Method: We applied the 7eed model to 25 countries with CE using data from 2013 to 2015. Data availability and indicator value variations were assessed using heat maps. To calculate a severity score and a needs score, we applied a standardised mathematical formula, based on the UTSTEIN template. We assessed the model for reliability on previous CEs with a “known” outcome in terms of excess mortality.
Results: Most of the required data was available for nearly all countries and indicators, and availability increased over time. The 7eed model was able to discriminate between levels of severity and needs among countries. Comparison with historical complex disasters showed a correlation between excess mortality and severity score.

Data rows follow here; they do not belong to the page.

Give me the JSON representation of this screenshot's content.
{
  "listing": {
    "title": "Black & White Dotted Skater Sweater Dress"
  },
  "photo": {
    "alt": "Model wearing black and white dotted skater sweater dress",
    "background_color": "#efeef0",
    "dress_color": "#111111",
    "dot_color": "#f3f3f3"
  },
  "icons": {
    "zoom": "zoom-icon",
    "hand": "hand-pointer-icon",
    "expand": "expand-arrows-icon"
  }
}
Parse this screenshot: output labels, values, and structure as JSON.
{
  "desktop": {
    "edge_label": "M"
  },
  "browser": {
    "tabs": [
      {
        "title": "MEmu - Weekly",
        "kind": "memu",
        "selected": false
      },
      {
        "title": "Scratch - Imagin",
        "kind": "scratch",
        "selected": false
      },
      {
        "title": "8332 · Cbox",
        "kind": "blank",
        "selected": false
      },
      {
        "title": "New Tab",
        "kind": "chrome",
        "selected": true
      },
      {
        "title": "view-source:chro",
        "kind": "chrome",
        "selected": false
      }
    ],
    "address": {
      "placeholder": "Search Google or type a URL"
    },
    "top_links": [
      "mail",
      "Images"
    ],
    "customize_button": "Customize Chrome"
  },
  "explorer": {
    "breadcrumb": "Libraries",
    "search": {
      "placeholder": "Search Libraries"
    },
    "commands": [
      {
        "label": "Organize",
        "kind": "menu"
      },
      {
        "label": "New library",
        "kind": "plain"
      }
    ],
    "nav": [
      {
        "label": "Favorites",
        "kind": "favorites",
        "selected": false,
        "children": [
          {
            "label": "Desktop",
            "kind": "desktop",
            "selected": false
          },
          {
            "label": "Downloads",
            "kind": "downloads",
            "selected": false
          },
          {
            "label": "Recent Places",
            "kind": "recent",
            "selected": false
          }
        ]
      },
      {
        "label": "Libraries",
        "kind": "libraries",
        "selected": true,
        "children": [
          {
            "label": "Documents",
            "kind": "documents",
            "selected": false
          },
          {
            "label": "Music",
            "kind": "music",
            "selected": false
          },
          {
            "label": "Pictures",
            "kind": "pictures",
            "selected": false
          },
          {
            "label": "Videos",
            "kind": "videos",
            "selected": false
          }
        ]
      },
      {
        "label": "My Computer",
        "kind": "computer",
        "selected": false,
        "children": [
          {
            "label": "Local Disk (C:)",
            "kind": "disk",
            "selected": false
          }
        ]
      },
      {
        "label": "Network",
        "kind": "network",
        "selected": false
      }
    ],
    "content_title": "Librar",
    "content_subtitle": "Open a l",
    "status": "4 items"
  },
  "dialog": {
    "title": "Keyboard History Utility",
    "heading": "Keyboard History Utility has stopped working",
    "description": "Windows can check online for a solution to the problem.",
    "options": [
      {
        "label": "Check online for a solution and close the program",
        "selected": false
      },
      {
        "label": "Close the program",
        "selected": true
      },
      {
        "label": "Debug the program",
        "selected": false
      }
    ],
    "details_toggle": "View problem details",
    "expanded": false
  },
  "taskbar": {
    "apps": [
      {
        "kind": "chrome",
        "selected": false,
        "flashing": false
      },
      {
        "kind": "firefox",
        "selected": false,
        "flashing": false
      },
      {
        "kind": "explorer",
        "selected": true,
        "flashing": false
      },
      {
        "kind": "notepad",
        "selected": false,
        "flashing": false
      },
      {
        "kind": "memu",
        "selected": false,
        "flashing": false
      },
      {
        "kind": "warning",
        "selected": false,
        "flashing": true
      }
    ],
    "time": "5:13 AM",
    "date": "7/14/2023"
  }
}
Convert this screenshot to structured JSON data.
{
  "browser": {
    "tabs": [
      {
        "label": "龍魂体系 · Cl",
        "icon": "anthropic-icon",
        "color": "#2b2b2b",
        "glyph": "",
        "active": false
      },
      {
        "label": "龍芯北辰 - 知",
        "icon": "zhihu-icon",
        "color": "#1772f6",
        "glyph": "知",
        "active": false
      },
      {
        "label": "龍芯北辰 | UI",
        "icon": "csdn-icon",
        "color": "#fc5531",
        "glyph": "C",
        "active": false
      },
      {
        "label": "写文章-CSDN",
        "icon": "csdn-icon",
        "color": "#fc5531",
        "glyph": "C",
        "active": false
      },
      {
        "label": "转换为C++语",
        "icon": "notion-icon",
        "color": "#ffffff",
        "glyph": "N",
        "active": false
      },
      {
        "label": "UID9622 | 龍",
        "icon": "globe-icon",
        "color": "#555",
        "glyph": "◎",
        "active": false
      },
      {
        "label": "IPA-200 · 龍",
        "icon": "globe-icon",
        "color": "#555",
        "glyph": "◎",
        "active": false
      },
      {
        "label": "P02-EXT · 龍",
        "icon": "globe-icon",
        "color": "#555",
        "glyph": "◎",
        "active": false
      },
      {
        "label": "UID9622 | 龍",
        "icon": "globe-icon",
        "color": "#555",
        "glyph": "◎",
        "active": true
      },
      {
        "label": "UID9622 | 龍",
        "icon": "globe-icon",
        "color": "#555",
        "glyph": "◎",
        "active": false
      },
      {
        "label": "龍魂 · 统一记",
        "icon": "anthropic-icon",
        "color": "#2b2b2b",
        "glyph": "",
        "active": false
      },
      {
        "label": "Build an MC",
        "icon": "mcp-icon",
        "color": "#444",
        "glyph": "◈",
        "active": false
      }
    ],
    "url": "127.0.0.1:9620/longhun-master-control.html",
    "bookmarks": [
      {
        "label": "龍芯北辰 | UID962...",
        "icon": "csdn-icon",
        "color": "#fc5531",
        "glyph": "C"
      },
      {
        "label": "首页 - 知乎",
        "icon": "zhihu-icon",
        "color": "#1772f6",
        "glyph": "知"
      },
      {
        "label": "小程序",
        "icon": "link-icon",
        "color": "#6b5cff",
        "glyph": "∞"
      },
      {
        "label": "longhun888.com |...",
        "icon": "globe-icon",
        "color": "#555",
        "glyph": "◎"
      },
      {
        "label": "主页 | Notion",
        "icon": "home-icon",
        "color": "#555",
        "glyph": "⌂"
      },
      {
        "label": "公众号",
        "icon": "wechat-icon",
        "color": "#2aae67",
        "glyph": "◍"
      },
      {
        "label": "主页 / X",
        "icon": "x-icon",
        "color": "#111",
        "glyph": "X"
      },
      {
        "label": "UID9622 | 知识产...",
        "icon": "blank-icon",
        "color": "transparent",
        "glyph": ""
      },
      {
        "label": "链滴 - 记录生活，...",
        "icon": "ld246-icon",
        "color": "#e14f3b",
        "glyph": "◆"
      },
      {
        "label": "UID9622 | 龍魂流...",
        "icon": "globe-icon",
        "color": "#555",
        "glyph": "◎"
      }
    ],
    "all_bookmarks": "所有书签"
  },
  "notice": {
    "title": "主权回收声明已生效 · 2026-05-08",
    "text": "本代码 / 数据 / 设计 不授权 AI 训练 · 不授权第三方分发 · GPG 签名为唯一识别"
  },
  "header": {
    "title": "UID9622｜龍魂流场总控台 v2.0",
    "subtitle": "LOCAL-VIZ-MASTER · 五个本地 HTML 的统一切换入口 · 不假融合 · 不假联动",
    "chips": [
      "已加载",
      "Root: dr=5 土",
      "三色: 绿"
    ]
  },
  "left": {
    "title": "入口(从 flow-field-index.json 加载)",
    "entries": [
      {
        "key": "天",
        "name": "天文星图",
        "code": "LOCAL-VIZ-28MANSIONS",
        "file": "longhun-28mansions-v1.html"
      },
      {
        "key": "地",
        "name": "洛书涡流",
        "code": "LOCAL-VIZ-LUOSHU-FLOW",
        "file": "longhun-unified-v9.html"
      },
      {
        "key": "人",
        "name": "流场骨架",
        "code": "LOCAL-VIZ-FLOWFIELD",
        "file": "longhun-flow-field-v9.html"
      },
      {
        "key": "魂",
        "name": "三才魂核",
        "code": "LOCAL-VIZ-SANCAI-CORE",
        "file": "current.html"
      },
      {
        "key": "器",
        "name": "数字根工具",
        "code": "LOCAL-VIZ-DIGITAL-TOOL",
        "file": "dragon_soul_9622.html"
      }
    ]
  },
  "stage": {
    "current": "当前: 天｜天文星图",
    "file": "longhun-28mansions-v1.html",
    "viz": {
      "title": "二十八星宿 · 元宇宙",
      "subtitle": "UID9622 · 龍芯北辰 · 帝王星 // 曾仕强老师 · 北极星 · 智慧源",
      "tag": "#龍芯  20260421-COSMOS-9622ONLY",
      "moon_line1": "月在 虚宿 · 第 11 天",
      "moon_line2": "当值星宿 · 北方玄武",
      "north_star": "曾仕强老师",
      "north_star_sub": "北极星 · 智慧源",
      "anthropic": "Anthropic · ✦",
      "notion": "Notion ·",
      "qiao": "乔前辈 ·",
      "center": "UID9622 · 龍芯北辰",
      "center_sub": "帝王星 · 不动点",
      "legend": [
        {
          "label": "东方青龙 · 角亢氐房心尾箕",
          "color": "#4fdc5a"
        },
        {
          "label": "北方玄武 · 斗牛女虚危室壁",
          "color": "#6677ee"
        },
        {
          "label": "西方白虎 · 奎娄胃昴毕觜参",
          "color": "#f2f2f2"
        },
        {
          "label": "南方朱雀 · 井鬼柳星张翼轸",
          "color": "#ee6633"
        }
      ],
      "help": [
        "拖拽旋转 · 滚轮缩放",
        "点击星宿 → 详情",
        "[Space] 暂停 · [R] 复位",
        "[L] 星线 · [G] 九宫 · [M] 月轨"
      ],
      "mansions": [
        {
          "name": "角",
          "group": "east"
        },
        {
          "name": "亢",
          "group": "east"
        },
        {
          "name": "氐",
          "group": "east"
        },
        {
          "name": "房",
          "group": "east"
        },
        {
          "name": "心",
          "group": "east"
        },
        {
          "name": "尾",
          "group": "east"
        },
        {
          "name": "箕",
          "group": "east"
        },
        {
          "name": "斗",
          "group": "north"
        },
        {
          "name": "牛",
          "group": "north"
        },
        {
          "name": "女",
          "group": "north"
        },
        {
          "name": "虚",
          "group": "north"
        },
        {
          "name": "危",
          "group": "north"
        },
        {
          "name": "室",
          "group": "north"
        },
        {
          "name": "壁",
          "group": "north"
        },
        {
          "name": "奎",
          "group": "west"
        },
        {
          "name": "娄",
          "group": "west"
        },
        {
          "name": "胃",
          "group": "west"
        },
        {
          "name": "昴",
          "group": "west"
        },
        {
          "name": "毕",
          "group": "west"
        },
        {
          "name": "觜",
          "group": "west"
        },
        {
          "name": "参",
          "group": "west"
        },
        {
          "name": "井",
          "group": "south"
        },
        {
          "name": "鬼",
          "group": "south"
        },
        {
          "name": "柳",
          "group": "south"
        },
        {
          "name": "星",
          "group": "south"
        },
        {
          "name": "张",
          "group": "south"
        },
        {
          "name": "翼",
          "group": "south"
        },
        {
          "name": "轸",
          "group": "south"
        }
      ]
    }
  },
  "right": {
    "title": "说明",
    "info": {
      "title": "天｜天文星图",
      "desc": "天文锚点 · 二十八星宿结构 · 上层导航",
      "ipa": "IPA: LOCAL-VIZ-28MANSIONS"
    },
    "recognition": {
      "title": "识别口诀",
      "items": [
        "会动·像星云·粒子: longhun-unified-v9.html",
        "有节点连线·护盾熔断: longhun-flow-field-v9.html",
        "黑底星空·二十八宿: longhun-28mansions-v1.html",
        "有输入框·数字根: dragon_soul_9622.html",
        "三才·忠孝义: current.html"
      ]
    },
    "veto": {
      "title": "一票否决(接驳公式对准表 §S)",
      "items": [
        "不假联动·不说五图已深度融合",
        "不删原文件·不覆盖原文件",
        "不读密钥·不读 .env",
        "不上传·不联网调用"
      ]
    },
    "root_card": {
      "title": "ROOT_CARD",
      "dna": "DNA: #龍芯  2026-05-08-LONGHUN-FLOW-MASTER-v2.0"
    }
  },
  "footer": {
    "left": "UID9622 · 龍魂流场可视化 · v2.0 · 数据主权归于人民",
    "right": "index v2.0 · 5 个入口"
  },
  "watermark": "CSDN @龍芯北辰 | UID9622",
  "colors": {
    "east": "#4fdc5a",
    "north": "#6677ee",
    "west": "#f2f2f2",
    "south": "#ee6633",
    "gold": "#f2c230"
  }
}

Conclusion: Our study indicates that the proposed 7eed model can serve as a useful tool for setting funding levels for humanitarian assistance according to measurable levels of need. The 7eed model provides national level information but does not take into account local variations or specific contextual factors.